Take the 2-minute tour ×
Stack Overflow is a question and answer site for professional and enthusiast programmers. It's 100% free, no registration required.

Is there a possibility to selectively render specific tags in a liquid template and leave the rest for a second render?

I have pages containing snippets(includes) and variables. The snippets are stored in the database and expensive to render. The variables are available only at runtime (via the URL request in the scenario of a landing page). I want to cache the page content with the snippets rendered but with all the rest of the liquid markup untouched.

So, If I have

{% snippet header %}

{% if vars.first_name %}
Welcome, {{ vars.first_name }}
{% endif %}

{% snippet footer %}

I would want the cached page content to be:

The header content

{% if vars.first_name %}
Welcome, {{ vars.first_name }}
{% endif %}

The footer content

At runtime this would be picked up from the memcached store and rendered:

The header content

Welcome, John

The footer content

Any idea on how to achieve this?

Update: Here's what I have in place already: (It works, but I am looking for a cleaner, ideally liquid-only-based solution.)

A "vars" tag which produces a variable with the given name:

{% vars first_name %} #=> {{ vars.first_name }}

And, I use modified liquid markup for everything I don't want rendered the first time:

{* if vars.first_name *}

So, currently the initial page looks like this:

{% snippet header %}

{* if vars.first_name *}
Welcome, {% vars first_name %}
{* endif *}

{% snippet footer %}

Which gets rendered once and cached as:

The header content

{* if vars.first_name *}
Welcome, {{ vars.first_name }}
{* endif *}

The footer content

Then at runtime I retrieve the cached version and replace {* with {% etc. to get

The header content

{% if vars.first_name %}
Welcome, {{ vars.first_name }}
{% endif %}

The footer content

Which I render with liquid again to get to the desired outcome.

This does the job but is not pure liquid and I was wondering if there is a cleaner solution.

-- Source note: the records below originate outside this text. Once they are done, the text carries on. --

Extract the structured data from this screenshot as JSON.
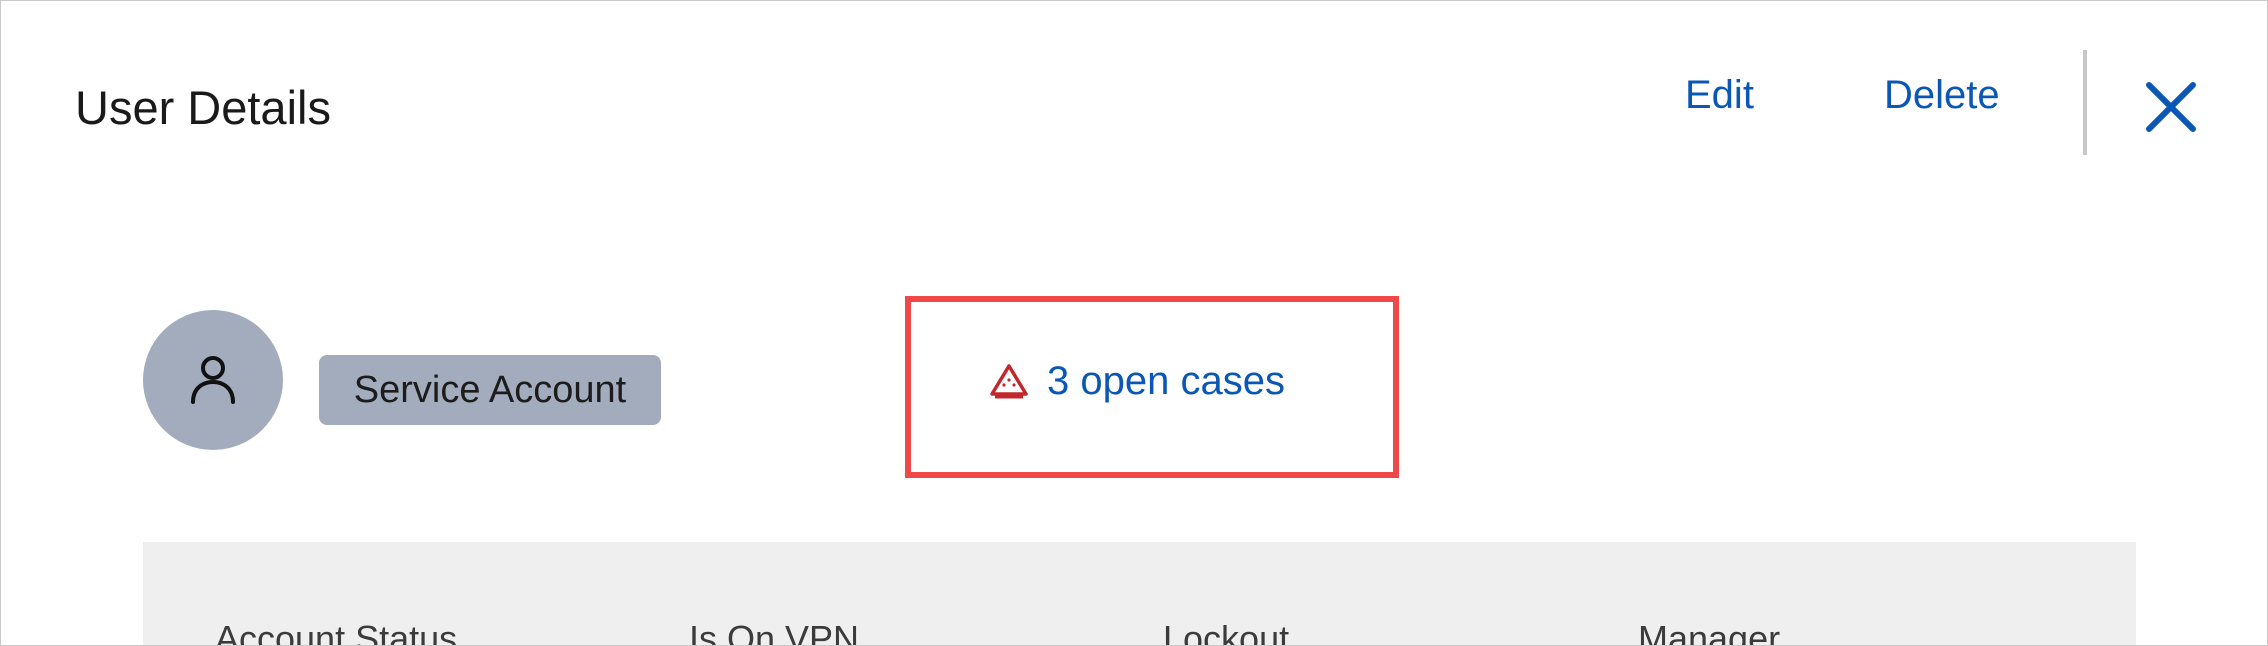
{
  "header": {
    "title": "User Details",
    "edit_label": "Edit",
    "delete_label": "Delete"
  },
  "profile": {
    "account_type_badge": "Service Account"
  },
  "alerts": {
    "open_cases_label": "3 open cases"
  },
  "details": {
    "fields": [
      {
        "label": "Account Status"
      },
      {
        "label": "Is On VPN"
      },
      {
        "label": "Lockout"
      },
      {
        "label": "Manager"
      }
    ]
  },
  "colors": {
    "link": "#0b57b5",
    "warning": "#c0282d",
    "highlight": "#ef4848",
    "avatar_bg": "#a3acbd",
    "panel_bg": "#efefef"
  },
  "icons": {
    "close": "close-icon",
    "avatar": "user-icon",
    "warning": "warning-triangle-icon"
  }
}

Is there?

share|improve this question
    
I don't know Liquid, but I would think you could craft the body as a snippet that gets rendered, but produces more Liquid markup. As long as you can run it back through the rendering phase, it would then render the Liquid tags that were produced in the first pass of rendering. I would assume Liquid has some way to escape the characters it uses as tags and markup. Or you could use another tempting engine like ERB to produce the first render with the snippets written in ERB. –  Beartech Nov 24 '13 at 0:35
    
Bear tech, I agree. I already tried this by defining a tag called vars which renders into a variable markup at first pass. {% vars first_name %} -> {{ vars.first_name}}. It works. I am mainly looking for a workaround for the conditionals. –  aaandre Nov 24 '13 at 22:27

1 Answer 1

up vote 0 down vote accepted
{% snippet header %}

{% raw %}{% if vars.first_name %}
Welcome, {{ vars.first_name }}
{% endif %}{% endraw %}

{% snippet footer %}

This should get you the rendering that you want to cache, and then if you re-render it through Liquid I would think it would process the runtime variable.

share|improve this answer
    
This looks like it should work... Thank you. Not sure if I'll go with it as it may be a little too complicated for the end users. I guess there's no perfect world; I may end up just instructing them to use {* *} markup for conditionals and logic (see my update to the question). This way I have consistent tags for vars and snippets and for "everything else." –  aaandre Nov 24 '13 at 23:25
    
Would it be cleaner if you made the second pass content a snippet also? That way the end users would just put their content in a snippet called "body" and your template would have {% raw %}{% snippet body %}{% end raw %} This would be pure Liquid since it's just the regular liquid markup in the snippets and it just gets passed through the rendering engine twice? –  Beartech Nov 25 '13 at 21:16
1  
I think the complexity comes from my choice to cache at the page level which leads to the need for two-pass rendering. If I cache at the snippet level (bypass db calls for individual snippets), I can let liquid do its thing. So I think I'll do a benchmark and likely move the caching layer to simplify things. Thank you for your help. –  aaandre Nov 27 '13 at 3:24
    
Please let us know in these comments how snippet caching compares to page caching in your results. Curious to know the final outcome. –  Beartech Nov 27 '13 at 18:57

Your Answer

 
discard

By posting your answer, you agree to the privacy policy and terms of service.

Not the answer you're looking for? Browse other questions tagged or ask your own question.